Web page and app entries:
= Beginning of Section =

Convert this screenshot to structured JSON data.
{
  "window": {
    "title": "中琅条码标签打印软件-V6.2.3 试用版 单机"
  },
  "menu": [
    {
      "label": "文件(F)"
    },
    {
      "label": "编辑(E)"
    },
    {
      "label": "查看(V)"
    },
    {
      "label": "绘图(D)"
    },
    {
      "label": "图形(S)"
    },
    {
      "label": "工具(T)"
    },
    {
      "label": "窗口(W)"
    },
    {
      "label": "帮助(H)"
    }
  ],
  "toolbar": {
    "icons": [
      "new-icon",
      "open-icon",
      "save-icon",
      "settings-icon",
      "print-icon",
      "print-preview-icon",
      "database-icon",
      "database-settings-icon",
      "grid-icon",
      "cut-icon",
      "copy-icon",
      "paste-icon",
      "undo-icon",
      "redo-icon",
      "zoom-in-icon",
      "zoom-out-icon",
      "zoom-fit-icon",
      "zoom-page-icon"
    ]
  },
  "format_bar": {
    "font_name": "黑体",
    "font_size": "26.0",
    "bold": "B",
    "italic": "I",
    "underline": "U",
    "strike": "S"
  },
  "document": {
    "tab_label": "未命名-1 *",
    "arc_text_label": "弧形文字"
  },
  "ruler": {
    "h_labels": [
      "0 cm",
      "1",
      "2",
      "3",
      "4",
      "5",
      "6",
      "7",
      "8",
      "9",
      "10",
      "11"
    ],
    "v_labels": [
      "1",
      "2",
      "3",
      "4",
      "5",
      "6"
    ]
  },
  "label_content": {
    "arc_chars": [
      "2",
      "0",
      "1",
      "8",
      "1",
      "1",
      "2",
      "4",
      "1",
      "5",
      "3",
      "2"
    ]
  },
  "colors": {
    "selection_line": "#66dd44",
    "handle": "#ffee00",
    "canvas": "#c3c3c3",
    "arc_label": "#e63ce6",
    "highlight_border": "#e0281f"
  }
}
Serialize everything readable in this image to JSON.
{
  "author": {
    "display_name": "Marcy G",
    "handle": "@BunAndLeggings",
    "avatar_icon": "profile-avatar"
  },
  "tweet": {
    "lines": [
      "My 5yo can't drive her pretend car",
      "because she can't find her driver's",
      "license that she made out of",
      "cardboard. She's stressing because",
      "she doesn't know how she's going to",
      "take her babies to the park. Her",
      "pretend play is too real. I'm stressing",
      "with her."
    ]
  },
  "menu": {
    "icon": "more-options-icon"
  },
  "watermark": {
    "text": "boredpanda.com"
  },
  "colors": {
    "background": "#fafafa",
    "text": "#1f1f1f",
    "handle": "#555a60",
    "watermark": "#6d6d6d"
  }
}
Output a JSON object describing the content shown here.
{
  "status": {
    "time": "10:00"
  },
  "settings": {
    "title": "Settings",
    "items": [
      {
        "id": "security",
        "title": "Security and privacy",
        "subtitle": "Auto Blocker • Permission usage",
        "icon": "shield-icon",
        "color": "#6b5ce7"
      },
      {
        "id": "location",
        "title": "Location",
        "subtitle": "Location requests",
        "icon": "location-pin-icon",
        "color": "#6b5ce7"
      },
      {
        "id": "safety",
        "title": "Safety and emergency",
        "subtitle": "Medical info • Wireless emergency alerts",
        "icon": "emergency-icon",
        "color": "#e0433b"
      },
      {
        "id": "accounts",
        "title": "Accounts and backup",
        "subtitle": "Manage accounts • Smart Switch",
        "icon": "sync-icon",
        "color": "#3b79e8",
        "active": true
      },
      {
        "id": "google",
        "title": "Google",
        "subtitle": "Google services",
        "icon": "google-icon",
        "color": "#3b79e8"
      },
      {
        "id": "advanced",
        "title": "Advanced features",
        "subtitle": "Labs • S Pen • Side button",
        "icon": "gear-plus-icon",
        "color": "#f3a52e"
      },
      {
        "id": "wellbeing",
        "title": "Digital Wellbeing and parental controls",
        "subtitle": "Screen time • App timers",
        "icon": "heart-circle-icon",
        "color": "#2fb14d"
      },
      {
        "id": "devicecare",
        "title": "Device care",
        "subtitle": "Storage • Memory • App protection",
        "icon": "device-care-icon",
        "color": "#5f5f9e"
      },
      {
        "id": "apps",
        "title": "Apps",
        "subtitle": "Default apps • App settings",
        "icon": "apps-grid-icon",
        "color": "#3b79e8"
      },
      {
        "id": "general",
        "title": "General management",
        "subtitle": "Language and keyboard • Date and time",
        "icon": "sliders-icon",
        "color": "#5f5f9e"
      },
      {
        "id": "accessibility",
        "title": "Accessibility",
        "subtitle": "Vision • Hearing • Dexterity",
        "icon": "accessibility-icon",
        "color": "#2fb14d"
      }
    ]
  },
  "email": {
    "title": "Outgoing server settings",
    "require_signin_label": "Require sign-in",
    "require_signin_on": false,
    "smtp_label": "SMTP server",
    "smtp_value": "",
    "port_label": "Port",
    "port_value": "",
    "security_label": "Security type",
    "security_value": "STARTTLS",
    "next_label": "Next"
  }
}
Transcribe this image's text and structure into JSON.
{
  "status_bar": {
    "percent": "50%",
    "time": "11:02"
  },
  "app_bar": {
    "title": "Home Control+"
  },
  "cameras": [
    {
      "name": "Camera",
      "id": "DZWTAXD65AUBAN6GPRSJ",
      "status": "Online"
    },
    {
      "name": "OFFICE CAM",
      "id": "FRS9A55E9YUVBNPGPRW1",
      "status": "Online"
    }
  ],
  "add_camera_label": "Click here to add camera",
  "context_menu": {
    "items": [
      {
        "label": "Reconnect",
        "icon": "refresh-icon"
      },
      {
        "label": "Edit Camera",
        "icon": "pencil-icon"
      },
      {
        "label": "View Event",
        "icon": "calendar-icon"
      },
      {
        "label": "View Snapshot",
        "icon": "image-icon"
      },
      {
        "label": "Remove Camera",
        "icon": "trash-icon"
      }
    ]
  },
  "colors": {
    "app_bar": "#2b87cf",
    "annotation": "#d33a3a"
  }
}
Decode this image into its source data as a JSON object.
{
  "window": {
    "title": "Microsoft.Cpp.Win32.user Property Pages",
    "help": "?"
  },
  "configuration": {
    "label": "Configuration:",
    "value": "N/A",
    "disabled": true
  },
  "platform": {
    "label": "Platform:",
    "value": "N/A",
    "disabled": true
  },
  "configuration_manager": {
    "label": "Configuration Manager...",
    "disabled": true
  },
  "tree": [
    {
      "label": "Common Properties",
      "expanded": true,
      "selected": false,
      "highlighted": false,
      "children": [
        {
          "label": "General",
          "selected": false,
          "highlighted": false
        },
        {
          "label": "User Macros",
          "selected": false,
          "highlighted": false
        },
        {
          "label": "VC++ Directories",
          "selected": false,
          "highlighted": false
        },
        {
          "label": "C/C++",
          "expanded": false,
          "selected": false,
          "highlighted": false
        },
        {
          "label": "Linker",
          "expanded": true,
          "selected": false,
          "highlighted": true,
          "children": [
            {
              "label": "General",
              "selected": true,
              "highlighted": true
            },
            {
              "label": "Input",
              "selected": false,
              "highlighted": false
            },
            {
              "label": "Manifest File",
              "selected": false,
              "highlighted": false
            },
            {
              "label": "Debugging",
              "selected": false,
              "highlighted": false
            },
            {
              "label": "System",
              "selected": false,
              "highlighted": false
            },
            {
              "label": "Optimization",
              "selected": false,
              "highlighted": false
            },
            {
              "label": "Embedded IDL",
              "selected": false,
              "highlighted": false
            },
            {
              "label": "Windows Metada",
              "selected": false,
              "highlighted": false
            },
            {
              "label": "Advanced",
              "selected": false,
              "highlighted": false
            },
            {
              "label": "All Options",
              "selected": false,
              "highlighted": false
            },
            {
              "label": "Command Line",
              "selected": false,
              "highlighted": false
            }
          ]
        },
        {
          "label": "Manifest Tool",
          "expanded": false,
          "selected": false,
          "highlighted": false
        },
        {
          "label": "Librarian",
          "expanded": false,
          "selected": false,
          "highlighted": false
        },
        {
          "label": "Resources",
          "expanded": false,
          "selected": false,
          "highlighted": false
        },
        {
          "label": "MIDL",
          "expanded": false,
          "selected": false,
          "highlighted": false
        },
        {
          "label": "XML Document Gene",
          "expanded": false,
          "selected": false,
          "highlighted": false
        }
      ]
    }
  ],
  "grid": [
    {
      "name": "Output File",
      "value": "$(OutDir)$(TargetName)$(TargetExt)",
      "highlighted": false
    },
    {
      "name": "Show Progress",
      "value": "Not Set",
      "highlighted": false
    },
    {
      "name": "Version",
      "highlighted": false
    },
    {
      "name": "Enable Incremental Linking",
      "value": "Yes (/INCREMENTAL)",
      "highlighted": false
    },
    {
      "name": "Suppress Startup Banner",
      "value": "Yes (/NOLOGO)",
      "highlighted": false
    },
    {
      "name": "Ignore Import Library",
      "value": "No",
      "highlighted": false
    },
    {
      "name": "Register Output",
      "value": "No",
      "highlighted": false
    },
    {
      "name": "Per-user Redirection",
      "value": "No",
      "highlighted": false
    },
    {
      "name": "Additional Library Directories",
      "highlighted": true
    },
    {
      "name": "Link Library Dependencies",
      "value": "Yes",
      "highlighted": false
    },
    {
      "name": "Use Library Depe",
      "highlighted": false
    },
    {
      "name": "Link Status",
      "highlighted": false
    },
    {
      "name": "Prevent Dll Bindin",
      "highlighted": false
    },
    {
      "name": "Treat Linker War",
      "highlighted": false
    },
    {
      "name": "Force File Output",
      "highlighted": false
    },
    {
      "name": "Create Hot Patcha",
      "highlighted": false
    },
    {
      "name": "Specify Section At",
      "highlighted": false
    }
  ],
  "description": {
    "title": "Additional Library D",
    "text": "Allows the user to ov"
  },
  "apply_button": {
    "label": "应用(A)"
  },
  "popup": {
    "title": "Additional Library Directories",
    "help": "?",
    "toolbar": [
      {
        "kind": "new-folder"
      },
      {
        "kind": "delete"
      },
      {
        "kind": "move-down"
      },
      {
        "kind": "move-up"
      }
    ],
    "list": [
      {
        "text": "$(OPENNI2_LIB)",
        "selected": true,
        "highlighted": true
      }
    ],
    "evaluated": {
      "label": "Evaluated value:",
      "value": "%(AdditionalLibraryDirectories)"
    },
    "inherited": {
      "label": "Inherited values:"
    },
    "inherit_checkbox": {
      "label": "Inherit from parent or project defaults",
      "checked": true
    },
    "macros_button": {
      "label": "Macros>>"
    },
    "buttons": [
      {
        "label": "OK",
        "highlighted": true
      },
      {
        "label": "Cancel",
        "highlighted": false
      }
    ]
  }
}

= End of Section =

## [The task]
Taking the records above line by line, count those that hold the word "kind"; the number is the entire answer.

## [Exercise output]
4